We have already seen an increase in the numbers of small and medium evangelical ‘mainstream’ churches in Sutton. United Life, which meets at the Empire cinema and runs the Tazza cafe in the High Street, is expanding. The Sutton Christian Centre, which meet at Greenshaw High School in my Sutton North ward, and the Sutton Family Church are among those also doing well. I have visited all three.
There has also been a growth in small to medium Black-majority churches in Sutton. There’s a Ghanaian church at Manor Park school and two Black churches meet at the Granfers Community Centre – again in Sutton North ward – including a Potters House one.
I predict that all these evangelical churches – both ‘mainstream’ and Black-majority varieties – will continue to grow while the traditional church dies off, literally. The decline in Christianity in Sutton highlighted by the 2011 census is almost certainly a feature of the changing demographics of the borough not some moral bankruptcy.
The likelihood is that numbers of Christians will begin to rise again in Sutton as the evangelical churches win over yet more followers. If the African and Caribbean population continue the upward trend will get more wind in the sails.
In many senses this is good news. Evangelical churches tend to be more active in the community. I am aware of several community projects and young Christian rappers from two churches in particular can be seen and heard spittin’ their God-inspired lyrics to backing tracks every Saturday in the High Street.
It all adds to the vibrancy of the borough, as well as actively reaching out to those in need and offering practical help as well as the Gospel.
The attractiveness of evangelical churches to youth is well-noted. I am not Christian myself but I have no doubt that the youth-driven activism of many churches is helping divert the lives young people from a path of destructiveness, and across London many social ills would be considerably worse were it not for the charismatic churches.
Of course some such churches have their problems too. Clearly accountability and standard-setting is still needed.
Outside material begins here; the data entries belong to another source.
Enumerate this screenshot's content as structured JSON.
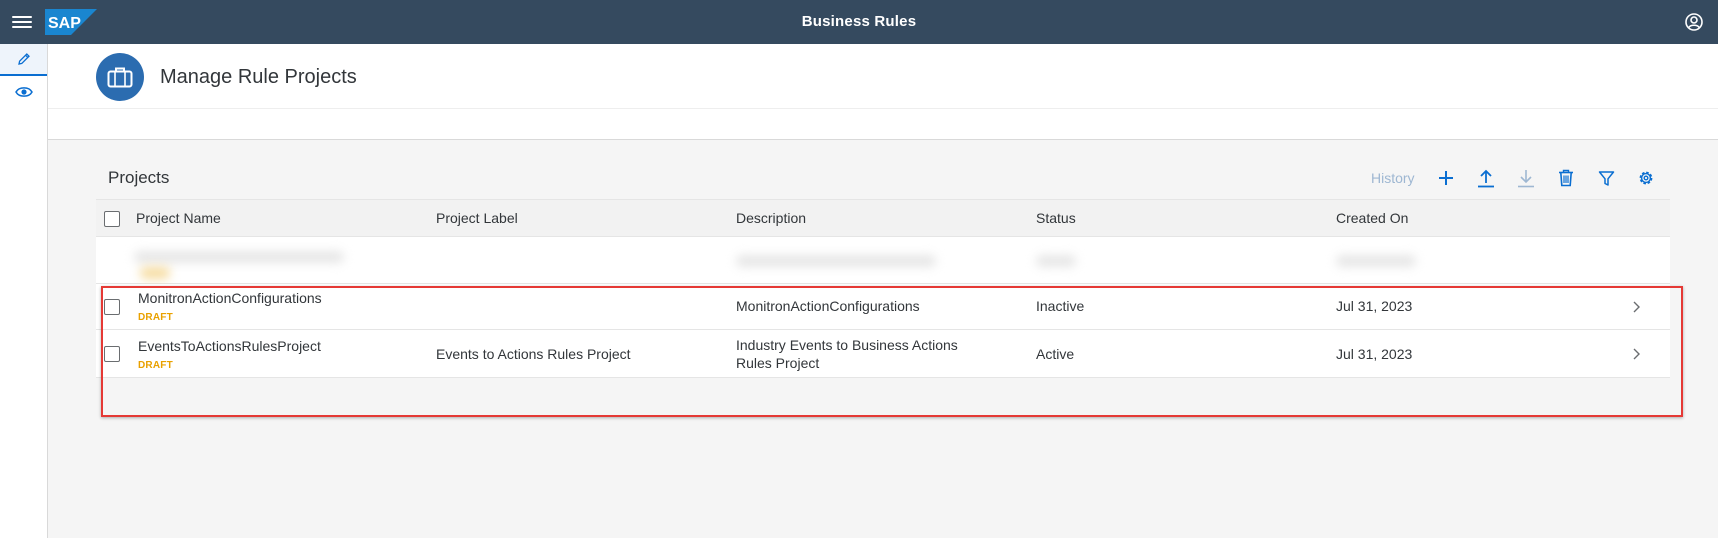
{
  "shell": {
    "title": "Business Rules",
    "logo_text": "SAP"
  },
  "sidenav": {
    "items": [
      {
        "icon": "pencil-icon",
        "selected": true
      },
      {
        "icon": "eye-icon",
        "selected": false
      }
    ]
  },
  "header": {
    "title": "Manage Rule Projects",
    "icon": "briefcase-icon"
  },
  "toolbar": {
    "title": "Projects",
    "history_label": "History"
  },
  "table": {
    "columns": [
      "Project Name",
      "Project Label",
      "Description",
      "Status",
      "Created On"
    ],
    "rows": [
      {
        "name": "MonitronActionConfigurations",
        "state": "DRAFT",
        "label": "",
        "description": "MonitronActionConfigurations",
        "status": "Inactive",
        "created_on": "Jul 31, 2023"
      },
      {
        "name": "EventsToActionsRulesProject",
        "state": "DRAFT",
        "label": "Events to Actions Rules Project",
        "description": "Industry Events to Business Actions Rules Project",
        "status": "Active",
        "created_on": "Jul 31, 2023"
      }
    ]
  },
  "colors": {
    "shell": "#354a5f",
    "accent": "#0a6ed1",
    "draft": "#e9a100",
    "highlight": "#e53935"
  }
}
A small minority of newer African churches go too far in blending Christianity with other spiritual beliefs and practices. Some churches are too cliquey, others too greedy. But I believe they are the exception rather than the rule.
Most are welcoming. Their Sunday messages delivered with a passion entirely absent from many Church of England services. And the vibrant musical style of worship – which even the ‘mainstream’ evangelical churches have borrowed from the black-majority church – delivers cracking entertainment.
Some traditional churches have belatedly woken up to this, getting in the drum-kit and other modern instruments, but most still rank well-behind the evangelicals for experience.
The biggest ‘issue’ that I have with evangelical churches is their more literal interpretation of the Word, often to the point of dogma. Much of it grates painfully in-between my social-Liberalism on one side, and my historical knowledge and Pan-Africanism on the other. But each to their own, I’m not going to beat them or join them.
We can have a theological argument about whether there is any moral vacuum in their doctrine but what is clear is that Christianity is not dying out, it is evolving and much of it is expanding. Amen to that!
By Lester Holloway @brolezholloway